ASSIGNMENT:
Repeat the records below verbatim.

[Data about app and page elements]
=== Begin Enclosure ===

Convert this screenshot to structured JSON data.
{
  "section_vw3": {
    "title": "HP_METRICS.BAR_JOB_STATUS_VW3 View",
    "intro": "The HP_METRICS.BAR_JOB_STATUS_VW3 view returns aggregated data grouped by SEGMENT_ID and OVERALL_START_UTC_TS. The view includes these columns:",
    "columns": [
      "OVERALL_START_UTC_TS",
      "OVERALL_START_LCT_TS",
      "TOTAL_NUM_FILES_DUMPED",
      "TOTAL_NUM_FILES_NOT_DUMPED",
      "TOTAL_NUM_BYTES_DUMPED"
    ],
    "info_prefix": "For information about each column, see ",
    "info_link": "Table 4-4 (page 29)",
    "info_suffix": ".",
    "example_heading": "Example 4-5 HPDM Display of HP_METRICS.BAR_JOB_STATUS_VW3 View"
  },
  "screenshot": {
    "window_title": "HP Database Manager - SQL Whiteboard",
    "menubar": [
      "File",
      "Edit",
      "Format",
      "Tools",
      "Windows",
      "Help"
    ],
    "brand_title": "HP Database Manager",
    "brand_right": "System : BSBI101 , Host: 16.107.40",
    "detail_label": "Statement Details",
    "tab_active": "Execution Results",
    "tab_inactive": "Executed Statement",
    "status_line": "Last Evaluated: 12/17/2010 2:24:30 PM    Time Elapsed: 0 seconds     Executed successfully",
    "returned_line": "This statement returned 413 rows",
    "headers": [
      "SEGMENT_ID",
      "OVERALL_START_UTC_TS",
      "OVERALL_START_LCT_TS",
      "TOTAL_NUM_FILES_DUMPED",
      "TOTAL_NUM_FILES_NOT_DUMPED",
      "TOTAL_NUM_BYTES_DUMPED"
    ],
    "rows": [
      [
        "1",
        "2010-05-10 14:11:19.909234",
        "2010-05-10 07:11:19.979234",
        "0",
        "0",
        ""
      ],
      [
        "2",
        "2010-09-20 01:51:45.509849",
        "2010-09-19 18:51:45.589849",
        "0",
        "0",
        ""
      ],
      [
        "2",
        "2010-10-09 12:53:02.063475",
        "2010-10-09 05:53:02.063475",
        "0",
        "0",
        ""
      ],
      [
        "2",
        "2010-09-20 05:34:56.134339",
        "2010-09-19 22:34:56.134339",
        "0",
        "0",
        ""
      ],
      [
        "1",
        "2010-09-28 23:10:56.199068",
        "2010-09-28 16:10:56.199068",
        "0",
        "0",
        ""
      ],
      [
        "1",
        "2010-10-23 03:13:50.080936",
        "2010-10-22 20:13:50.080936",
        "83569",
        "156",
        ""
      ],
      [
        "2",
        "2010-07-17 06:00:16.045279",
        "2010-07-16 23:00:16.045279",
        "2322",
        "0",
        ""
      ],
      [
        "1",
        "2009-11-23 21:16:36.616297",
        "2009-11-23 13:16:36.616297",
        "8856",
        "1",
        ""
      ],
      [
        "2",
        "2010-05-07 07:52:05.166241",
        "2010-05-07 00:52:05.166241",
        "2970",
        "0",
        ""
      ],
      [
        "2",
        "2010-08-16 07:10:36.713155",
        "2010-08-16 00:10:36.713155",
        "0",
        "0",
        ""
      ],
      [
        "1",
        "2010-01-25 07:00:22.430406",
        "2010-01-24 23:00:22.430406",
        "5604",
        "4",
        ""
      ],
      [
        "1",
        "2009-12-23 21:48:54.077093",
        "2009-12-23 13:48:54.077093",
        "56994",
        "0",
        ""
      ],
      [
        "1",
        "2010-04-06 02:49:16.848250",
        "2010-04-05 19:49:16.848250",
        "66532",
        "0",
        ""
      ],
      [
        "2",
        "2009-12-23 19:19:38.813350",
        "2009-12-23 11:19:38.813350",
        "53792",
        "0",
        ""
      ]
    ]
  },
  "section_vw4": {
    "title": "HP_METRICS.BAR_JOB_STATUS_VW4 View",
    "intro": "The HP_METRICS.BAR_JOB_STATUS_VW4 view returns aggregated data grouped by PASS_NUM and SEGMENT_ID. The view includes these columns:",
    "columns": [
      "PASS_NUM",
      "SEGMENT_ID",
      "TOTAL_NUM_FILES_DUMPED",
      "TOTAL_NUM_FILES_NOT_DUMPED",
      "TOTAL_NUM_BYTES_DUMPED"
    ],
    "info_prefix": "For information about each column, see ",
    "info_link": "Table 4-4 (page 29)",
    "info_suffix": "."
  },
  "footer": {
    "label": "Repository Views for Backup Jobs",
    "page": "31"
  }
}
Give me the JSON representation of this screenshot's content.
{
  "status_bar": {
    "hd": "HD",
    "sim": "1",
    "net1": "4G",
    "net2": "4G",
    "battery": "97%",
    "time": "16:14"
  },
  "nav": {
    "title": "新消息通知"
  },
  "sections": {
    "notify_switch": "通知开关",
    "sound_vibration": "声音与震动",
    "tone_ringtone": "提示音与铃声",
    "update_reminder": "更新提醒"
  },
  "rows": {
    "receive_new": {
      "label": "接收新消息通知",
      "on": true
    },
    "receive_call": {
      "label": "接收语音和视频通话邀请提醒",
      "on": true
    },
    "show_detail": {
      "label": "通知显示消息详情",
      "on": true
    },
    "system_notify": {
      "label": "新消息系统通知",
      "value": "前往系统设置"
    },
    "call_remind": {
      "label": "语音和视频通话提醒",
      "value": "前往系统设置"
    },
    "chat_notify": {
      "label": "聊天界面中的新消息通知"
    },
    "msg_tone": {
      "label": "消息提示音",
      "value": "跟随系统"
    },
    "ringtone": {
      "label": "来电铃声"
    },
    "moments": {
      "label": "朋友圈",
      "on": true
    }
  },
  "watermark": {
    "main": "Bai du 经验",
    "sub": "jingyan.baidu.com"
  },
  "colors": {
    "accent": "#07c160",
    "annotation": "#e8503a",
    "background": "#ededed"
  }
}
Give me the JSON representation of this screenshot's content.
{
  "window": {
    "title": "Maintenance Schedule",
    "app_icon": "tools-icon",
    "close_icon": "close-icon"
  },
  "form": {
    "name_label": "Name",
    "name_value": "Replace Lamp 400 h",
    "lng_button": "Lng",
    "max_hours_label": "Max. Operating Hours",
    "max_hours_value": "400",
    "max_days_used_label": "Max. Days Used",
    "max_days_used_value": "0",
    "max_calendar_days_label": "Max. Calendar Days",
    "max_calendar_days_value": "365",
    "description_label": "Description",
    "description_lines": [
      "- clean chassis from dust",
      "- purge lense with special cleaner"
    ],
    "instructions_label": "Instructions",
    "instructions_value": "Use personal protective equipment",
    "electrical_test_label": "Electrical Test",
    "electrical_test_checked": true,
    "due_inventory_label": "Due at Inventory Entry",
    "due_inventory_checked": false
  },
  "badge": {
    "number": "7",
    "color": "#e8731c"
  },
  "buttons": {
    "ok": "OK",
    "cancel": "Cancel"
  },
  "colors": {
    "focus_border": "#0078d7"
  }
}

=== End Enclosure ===

WRITTEN SOLUTION:
Convert this screenshot to structured JSON data.
{
  "section_vw3": {
    "title": "HP_METRICS.BAR_JOB_STATUS_VW3 View",
    "intro": "The HP_METRICS.BAR_JOB_STATUS_VW3 view returns aggregated data grouped by SEGMENT_ID and OVERALL_START_UTC_TS. The view includes these columns:",
    "columns": [
      "OVERALL_START_UTC_TS",
      "OVERALL_START_LCT_TS",
      "TOTAL_NUM_FILES_DUMPED",
      "TOTAL_NUM_FILES_NOT_DUMPED",
      "TOTAL_NUM_BYTES_DUMPED"
    ],
    "info_prefix": "For information about each column, see ",
    "info_link": "Table 4-4 (page 29)",
    "info_suffix": ".",
    "example_heading": "Example 4-5 HPDM Display of HP_METRICS.BAR_JOB_STATUS_VW3 View"
  },
  "screenshot": {
    "window_title": "HP Database Manager - SQL Whiteboard",
    "menubar": [
      "File",
      "Edit",
      "Format",
      "Tools",
      "Windows",
      "Help"
    ],
    "brand_title": "HP Database Manager",
    "brand_right": "System : BSBI101 , Host: 16.107.40",
    "detail_label": "Statement Details",
    "tab_active": "Execution Results",
    "tab_inactive": "Executed Statement",
    "status_line": "Last Evaluated: 12/17/2010 2:24:30 PM    Time Elapsed: 0 seconds     Executed successfully",
    "returned_line": "This statement returned 413 rows",
    "headers": [
      "SEGMENT_ID",
      "OVERALL_START_UTC_TS",
      "OVERALL_START_LCT_TS",
      "TOTAL_NUM_FILES_DUMPED",
      "TOTAL_NUM_FILES_NOT_DUMPED",
      "TOTAL_NUM_BYTES_DUMPED"
    ],
    "rows": [
      [
        "1",
        "2010-05-10 14:11:19.909234",
        "2010-05-10 07:11:19.979234",
        "0",
        "0",
        ""
      ],
      [
        "2",
        "2010-09-20 01:51:45.509849",
        "2010-09-19 18:51:45.589849",
        "0",
        "0",
        ""
      ],
      [
        "2",
        "2010-10-09 12:53:02.063475",
        "2010-10-09 05:53:02.063475",
        "0",
        "0",
        ""
      ],
      [
        "2",
        "2010-09-20 05:34:56.134339",
        "2010-09-19 22:34:56.134339",
        "0",
        "0",
        ""
      ],
      [
        "1",
        "2010-09-28 23:10:56.199068",
        "2010-09-28 16:10:56.199068",
        "0",
        "0",
        ""
      ],
      [
        "1",
        "2010-10-23 03:13:50.080936",
        "2010-10-22 20:13:50.080936",
        "83569",
        "156",
        ""
      ],
      [
        "2",
        "2010-07-17 06:00:16.045279",
        "2010-07-16 23:00:16.045279",
        "2322",
        "0",
        ""
      ],
      [
        "1",
        "2009-11-23 21:16:36.616297",
        "2009-11-23 13:16:36.616297",
        "8856",
        "1",
        ""
      ],
      [
        "2",
        "2010-05-07 07:52:05.166241",
        "2010-05-07 00:52:05.166241",
        "2970",
        "0",
        ""
      ],
      [
        "2",
        "2010-08-16 07:10:36.713155",
        "2010-08-16 00:10:36.713155",
        "0",
        "0",
        ""
      ],
      [
        "1",
        "2010-01-25 07:00:22.430406",
        "2010-01-24 23:00:22.430406",
        "5604",
        "4",
        ""
      ],
      [
        "1",
        "2009-12-23 21:48:54.077093",
        "2009-12-23 13:48:54.077093",
        "56994",
        "0",
        ""
      ],
      [
        "1",
        "2010-04-06 02:49:16.848250",
        "2010-04-05 19:49:16.848250",
        "66532",
        "0",
        ""
      ],
      [
        "2",
        "2009-12-23 19:19:38.813350",
        "2009-12-23 11:19:38.813350",
        "53792",
        "0",
        ""
      ]
    ]
  },
  "section_vw4": {
    "title": "HP_METRICS.BAR_JOB_STATUS_VW4 View",
    "intro": "The HP_METRICS.BAR_JOB_STATUS_VW4 view returns aggregated data grouped by PASS_NUM and SEGMENT_ID. The view includes these columns:",
    "columns": [
      "PASS_NUM",
      "SEGMENT_ID",
      "TOTAL_NUM_FILES_DUMPED",
      "TOTAL_NUM_FILES_NOT_DUMPED",
      "TOTAL_NUM_BYTES_DUMPED"
    ],
    "info_prefix": "For information about each column, see ",
    "info_link": "Table 4-4 (page 29)",
    "info_suffix": "."
  },
  "footer": {
    "label": "Repository Views for Backup Jobs",
    "page": "31"
  }
}
Give me the JSON representation of this screenshot's content.
{
  "status_bar": {
    "hd": "HD",
    "sim": "1",
    "net1": "4G",
    "net2": "4G",
    "battery": "97%",
    "time": "16:14"
  },
  "nav": {
    "title": "新消息通知"
  },
  "sections": {
    "notify_switch": "通知开关",
    "sound_vibration": "声音与震动",
    "tone_ringtone": "提示音与铃声",
    "update_reminder": "更新提醒"
  },
  "rows": {
    "receive_new": {
      "label": "接收新消息通知",
      "on": true
    },
    "receive_call": {
      "label": "接收语音和视频通话邀请提醒",
      "on": true
    },
    "show_detail": {
      "label": "通知显示消息详情",
      "on": true
    },
    "system_notify": {
      "label": "新消息系统通知",
      "value": "前往系统设置"
    },
    "call_remind": {
      "label": "语音和视频通话提醒",
      "value": "前往系统设置"
    },
    "chat_notify": {
      "label": "聊天界面中的新消息通知"
    },
    "msg_tone": {
      "label": "消息提示音",
      "value": "跟随系统"
    },
    "ringtone": {
      "label": "来电铃声"
    },
    "moments": {
      "label": "朋友圈",
      "on": true
    }
  },
  "watermark": {
    "main": "Bai du 经验",
    "sub": "jingyan.baidu.com"
  },
  "colors": {
    "accent": "#07c160",
    "annotation": "#e8503a",
    "background": "#ededed"
  }
}
Give me the JSON representation of this screenshot's content.
{
  "window": {
    "title": "Maintenance Schedule",
    "app_icon": "tools-icon",
    "close_icon": "close-icon"
  },
  "form": {
    "name_label": "Name",
    "name_value": "Replace Lamp 400 h",
    "lng_button": "Lng",
    "max_hours_label": "Max. Operating Hours",
    "max_hours_value": "400",
    "max_days_used_label": "Max. Days Used",
    "max_days_used_value": "0",
    "max_calendar_days_label": "Max. Calendar Days",
    "max_calendar_days_value": "365",
    "description_label": "Description",
    "description_lines": [
      "- clean chassis from dust",
      "- purge lense with special cleaner"
    ],
    "instructions_label": "Instructions",
    "instructions_value": "Use personal protective equipment",
    "electrical_test_label": "Electrical Test",
    "electrical_test_checked": true,
    "due_inventory_label": "Due at Inventory Entry",
    "due_inventory_checked": false
  },
  "badge": {
    "number": "7",
    "color": "#e8731c"
  },
  "buttons": {
    "ok": "OK",
    "cancel": "Cancel"
  },
  "colors": {
    "focus_border": "#0078d7"
  }
}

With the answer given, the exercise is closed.